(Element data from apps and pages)
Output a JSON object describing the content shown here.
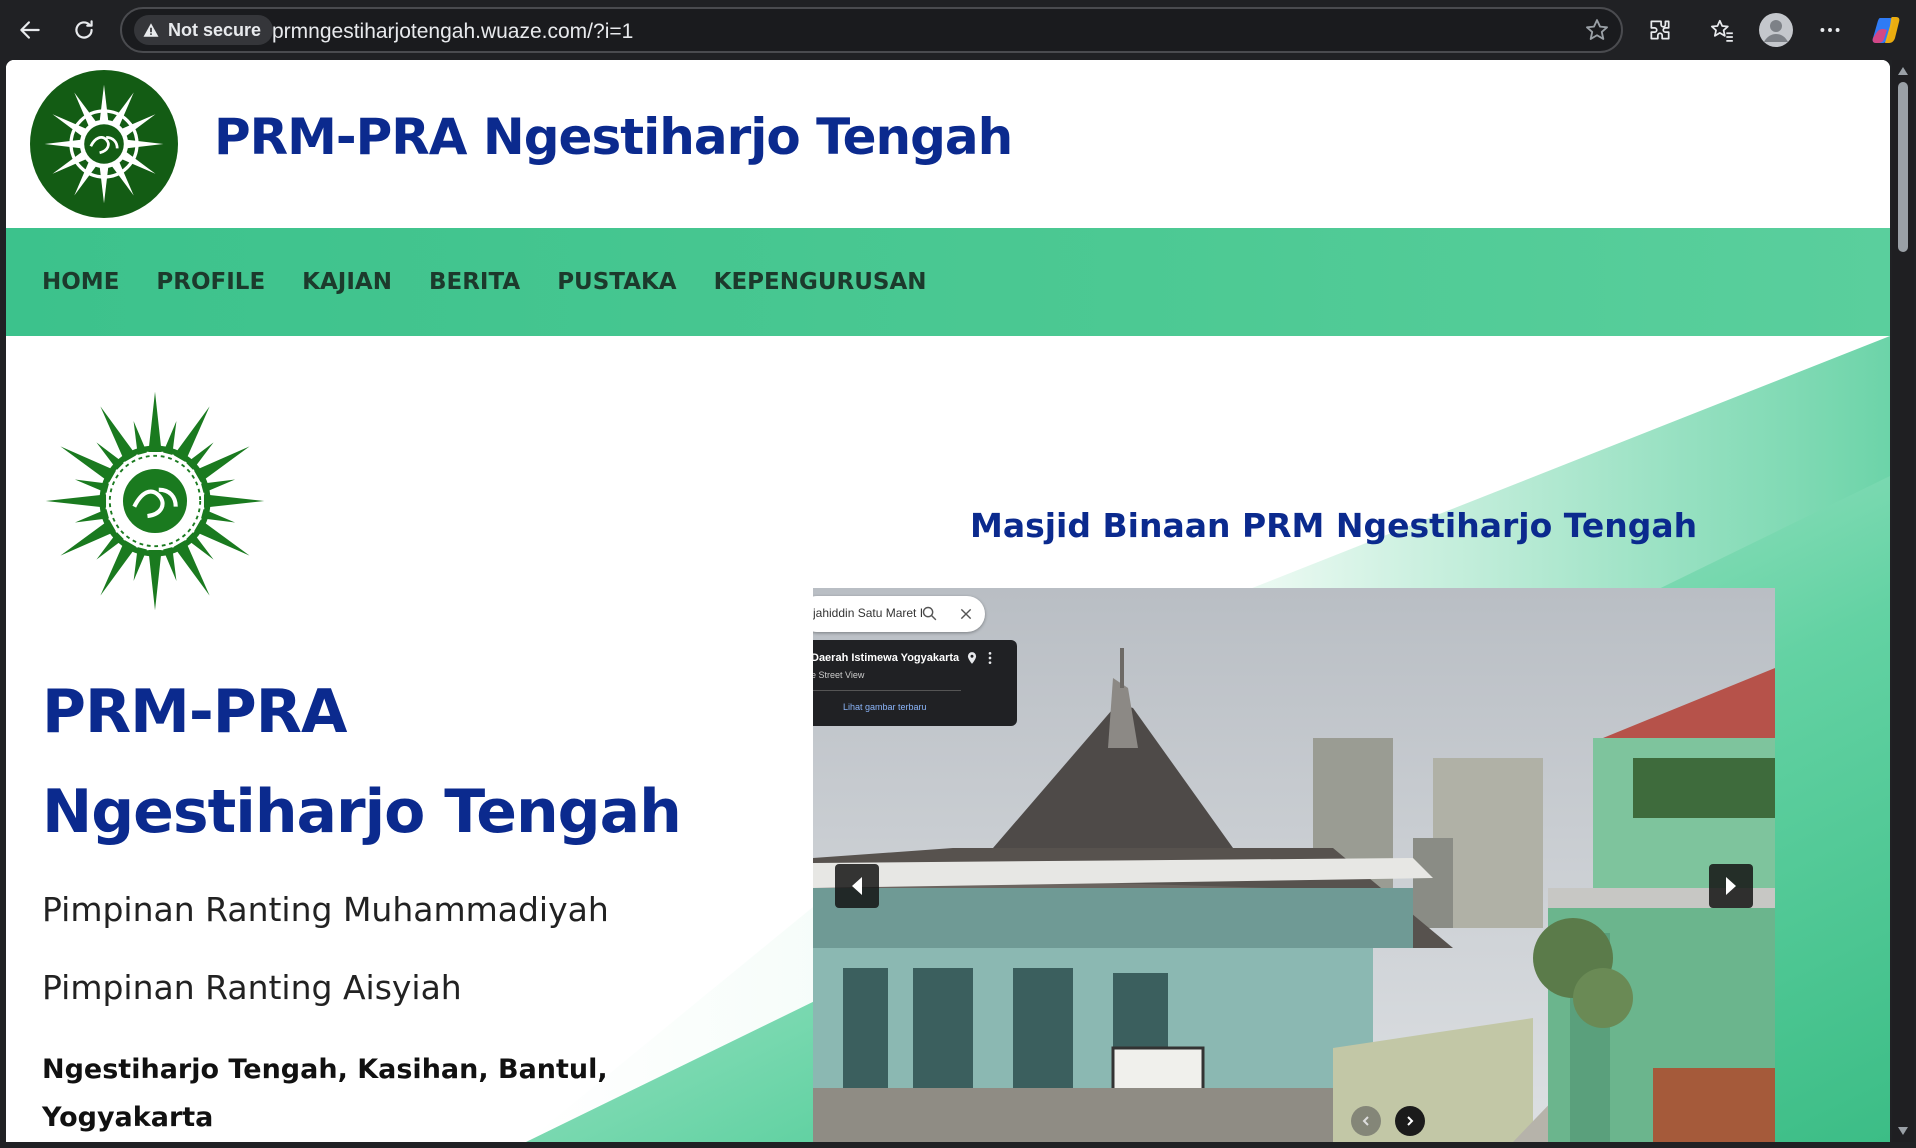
{
  "browser": {
    "security_label": "Not secure",
    "url": "prmngestiharjotengah.wuaze.com/?i=1"
  },
  "site": {
    "title": "PRM-PRA Ngestiharjo Tengah",
    "nav": [
      "HOME",
      "PROFILE",
      "KAJIAN",
      "BERITA",
      "PUSTAKA",
      "KEPENGURUSAN"
    ]
  },
  "hero": {
    "heading_line1": "PRM-PRA",
    "heading_line2": "Ngestiharjo Tengah",
    "subtitle1": "Pimpinan Ranting Muhammadiyah",
    "subtitle2": "Pimpinan Ranting Aisyiah",
    "address_line1": "Ngestiharjo Tengah, Kasihan, Bantul,",
    "address_line2": "Yogyakarta"
  },
  "masjid": {
    "title": "Masjid Binaan PRM Ngestiharjo Tengah",
    "streetview": {
      "search_text": "jahiddin Satu Maret I",
      "location": "Daerah Istimewa Yogyakarta",
      "source": "e Street View",
      "latest_link": "Lihat gambar terbaru"
    }
  },
  "colors": {
    "brand_blue": "#0b2a8e",
    "nav_green": "#4cc993",
    "logo_green": "#135c14"
  }
}
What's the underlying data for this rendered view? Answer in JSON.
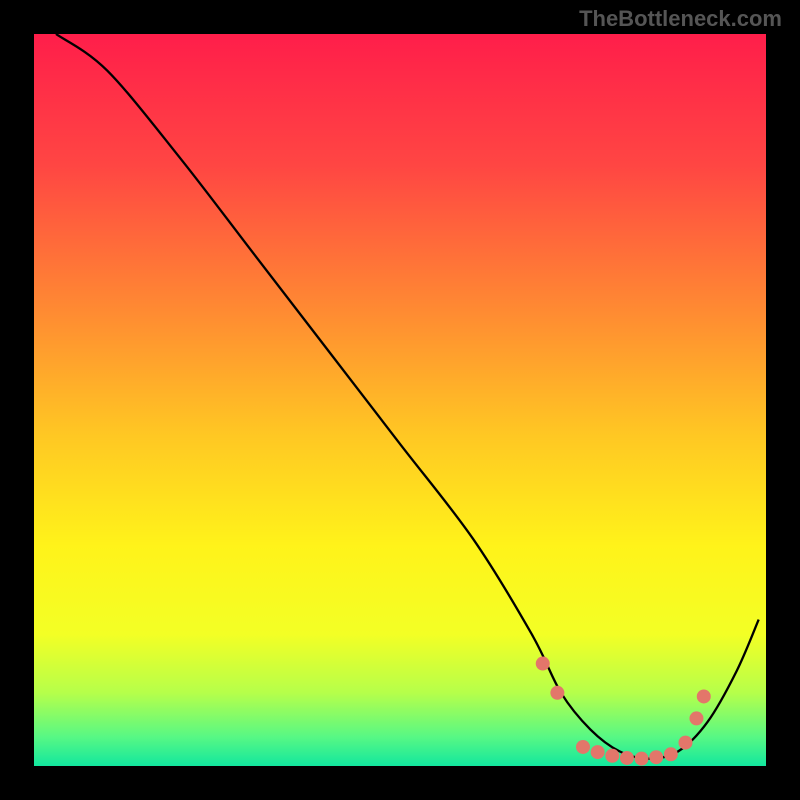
{
  "watermark": "TheBottleneck.com",
  "chart_data": {
    "type": "line",
    "title": "",
    "xlabel": "",
    "ylabel": "",
    "xlim": [
      0,
      100
    ],
    "ylim": [
      0,
      100
    ],
    "series": [
      {
        "name": "curve",
        "color": "#000000",
        "x": [
          3,
          10,
          20,
          30,
          40,
          50,
          60,
          68,
          72,
          76,
          80,
          84,
          88,
          92,
          96,
          99
        ],
        "y": [
          100,
          95,
          83,
          70,
          57,
          44,
          31,
          18,
          10,
          5,
          2,
          1,
          2,
          6,
          13,
          20
        ]
      }
    ],
    "markers": {
      "name": "dots",
      "color": "#e3766a",
      "radius": 7,
      "x": [
        69.5,
        71.5,
        75,
        77,
        79,
        81,
        83,
        85,
        87,
        89,
        90.5,
        91.5
      ],
      "y": [
        14,
        10,
        2.6,
        1.9,
        1.4,
        1.1,
        1.0,
        1.2,
        1.6,
        3.2,
        6.5,
        9.5
      ]
    },
    "background_gradient_stops": [
      {
        "offset": 0.0,
        "color": "#ff1e4a"
      },
      {
        "offset": 0.18,
        "color": "#ff4643"
      },
      {
        "offset": 0.38,
        "color": "#ff8b32"
      },
      {
        "offset": 0.55,
        "color": "#ffc823"
      },
      {
        "offset": 0.7,
        "color": "#fff31a"
      },
      {
        "offset": 0.82,
        "color": "#f3ff25"
      },
      {
        "offset": 0.9,
        "color": "#b6ff4a"
      },
      {
        "offset": 0.96,
        "color": "#58f884"
      },
      {
        "offset": 1.0,
        "color": "#12e79e"
      }
    ]
  }
}
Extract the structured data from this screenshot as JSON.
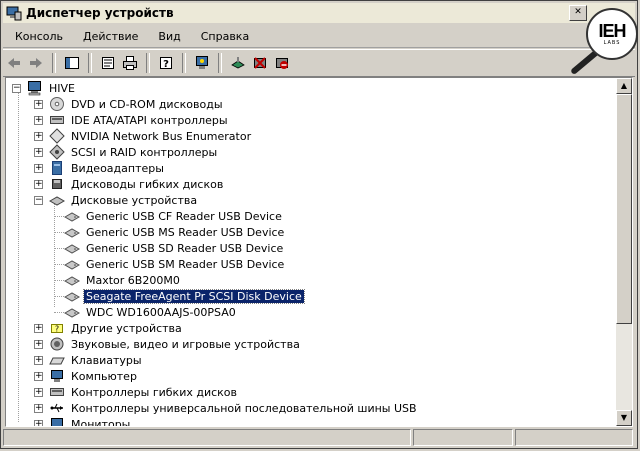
{
  "window": {
    "title": "Диспетчер устройств"
  },
  "menu": [
    "Консоль",
    "Действие",
    "Вид",
    "Справка"
  ],
  "logo": {
    "text": "IEH",
    "sub": "LABS"
  },
  "tree": {
    "root": "HIVE",
    "categories": [
      {
        "label": "DVD и CD-ROM дисководы",
        "expander": "+",
        "icon": "cdrom-icon"
      },
      {
        "label": "IDE ATA/ATAPI контроллеры",
        "expander": "+",
        "icon": "ide-controller-icon"
      },
      {
        "label": "NVIDIA Network Bus Enumerator",
        "expander": "+",
        "icon": "network-bus-icon"
      },
      {
        "label": "SCSI и RAID контроллеры",
        "expander": "+",
        "icon": "scsi-controller-icon"
      },
      {
        "label": "Видеоадаптеры",
        "expander": "+",
        "icon": "display-adapter-icon"
      },
      {
        "label": "Дисководы гибких дисков",
        "expander": "+",
        "icon": "floppy-drive-icon"
      },
      {
        "label": "Дисковые устройства",
        "expander": "−",
        "icon": "disk-drives-icon"
      }
    ],
    "disks": [
      "Generic USB CF Reader USB Device",
      "Generic USB MS Reader USB Device",
      "Generic USB SD Reader USB Device",
      "Generic USB SM Reader USB Device",
      "Maxtor 6B200M0",
      "Seagate FreeAgent Pr SCSI Disk Device",
      "WDC WD1600AAJS-00PSA0"
    ],
    "selected_disk": "Seagate FreeAgent Pr SCSI Disk Device",
    "categories2": [
      {
        "label": "Другие устройства",
        "expander": "+",
        "icon": "unknown-device-icon"
      },
      {
        "label": "Звуковые, видео и игровые устройства",
        "expander": "+",
        "icon": "sound-device-icon"
      },
      {
        "label": "Клавиатуры",
        "expander": "+",
        "icon": "keyboard-icon"
      },
      {
        "label": "Компьютер",
        "expander": "+",
        "icon": "computer-icon"
      },
      {
        "label": "Контроллеры гибких дисков",
        "expander": "+",
        "icon": "floppy-controller-icon"
      },
      {
        "label": "Контроллеры универсальной последовательной шины USB",
        "expander": "+",
        "icon": "usb-controller-icon"
      },
      {
        "label": "Мониторы",
        "expander": "+",
        "icon": "monitor-icon"
      }
    ]
  },
  "colors": {
    "selection": "#0a246a",
    "face": "#d4d0c8"
  }
}
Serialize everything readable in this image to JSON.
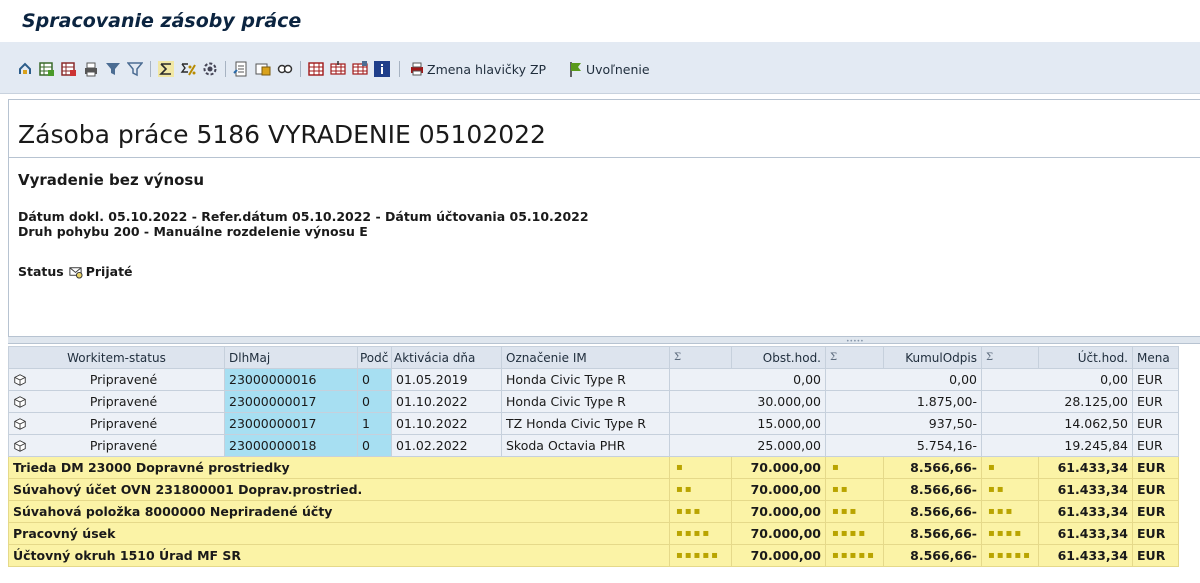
{
  "window": {
    "title": "Spracovanie zásoby práce"
  },
  "toolbar": {
    "icons": [
      "tree-icon",
      "table-add-icon",
      "table-remove-icon",
      "print-icon",
      "filter-icon",
      "filter-off-icon",
      "sum-icon",
      "subtotal-icon",
      "settings-icon",
      "export-icon",
      "mail-icon",
      "find-icon",
      "layout-icon",
      "layout-select-icon",
      "layout-save-icon",
      "info-icon"
    ],
    "buttons": {
      "change_header": "Zmena hlavičky ZP",
      "release": "Uvoľnenie"
    }
  },
  "header": {
    "title": "Zásoba práce 5186 VYRADENIE 05102022",
    "subtitle": "Vyradenie bez výnosu",
    "line1": "Dátum dokl. 05.10.2022 - Refer.dátum 05.10.2022 - Dátum účtovania 05.10.2022",
    "line2": "Druh pohybu 200 - Manuálne rozdelenie výnosu E",
    "status_label": "Status",
    "status_value": "Prijaté"
  },
  "grid": {
    "columns": {
      "workitem_status": "Workitem-status",
      "asset": "DlhMaj",
      "sub": "Podč",
      "activation": "Aktivácia dňa",
      "description": "Označenie IM",
      "sum_marker": "Σ",
      "acq_value": "Obst.hod.",
      "accum_dep": "KumulOdpis",
      "book_value": "Účt.hod.",
      "currency": "Mena"
    },
    "rows": [
      {
        "status": "Pripravené",
        "asset": "23000000016",
        "sub": "0",
        "activation": "01.05.2019",
        "description": "Honda Civic Type R",
        "acq_value": "0,00",
        "accum_dep": "0,00",
        "book_value": "0,00",
        "currency": "EUR"
      },
      {
        "status": "Pripravené",
        "asset": "23000000017",
        "sub": "0",
        "activation": "01.10.2022",
        "description": "Honda Civic Type R",
        "acq_value": "30.000,00",
        "accum_dep": "1.875,00-",
        "book_value": "28.125,00",
        "currency": "EUR"
      },
      {
        "status": "Pripravené",
        "asset": "23000000017",
        "sub": "1",
        "activation": "01.10.2022",
        "description": "TZ Honda Civic Type R",
        "acq_value": "15.000,00",
        "accum_dep": "937,50-",
        "book_value": "14.062,50",
        "currency": "EUR"
      },
      {
        "status": "Pripravené",
        "asset": "23000000018",
        "sub": "0",
        "activation": "01.02.2022",
        "description": "Skoda Octavia PHR",
        "acq_value": "25.000,00",
        "accum_dep": "5.754,16-",
        "book_value": "19.245,84",
        "currency": "EUR"
      }
    ],
    "subtotals": [
      {
        "label": "Trieda DM 23000 Dopravné prostriedky",
        "dots": "▪",
        "acq_value": "70.000,00",
        "accum_dep": "8.566,66-",
        "book_value": "61.433,34",
        "currency": "EUR"
      },
      {
        "label": "Súvahový účet OVN 231800001 Doprav.prostried.",
        "dots": "▪▪",
        "acq_value": "70.000,00",
        "accum_dep": "8.566,66-",
        "book_value": "61.433,34",
        "currency": "EUR"
      },
      {
        "label": "Súvahová položka 8000000 Nepriradené účty",
        "dots": "▪▪▪",
        "acq_value": "70.000,00",
        "accum_dep": "8.566,66-",
        "book_value": "61.433,34",
        "currency": "EUR"
      },
      {
        "label": "Pracovný úsek",
        "dots": "▪▪▪▪",
        "acq_value": "70.000,00",
        "accum_dep": "8.566,66-",
        "book_value": "61.433,34",
        "currency": "EUR"
      },
      {
        "label": "Účtovný okruh 1510 Úrad MF SR",
        "dots": "▪▪▪▪▪",
        "acq_value": "70.000,00",
        "accum_dep": "8.566,66-",
        "book_value": "61.433,34",
        "currency": "EUR"
      }
    ]
  }
}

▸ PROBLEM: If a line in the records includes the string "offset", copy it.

▸ YOUR SOLUTION:
        "offset": 0.0,
        "offset": 0.18,
        "offset": 0.38,
        "offset": 0.55,
        "offset": 0.7,
        "offset": 0.82,
        "offset": 0.9,
        "offset": 0.96,
        "offset": 1.0,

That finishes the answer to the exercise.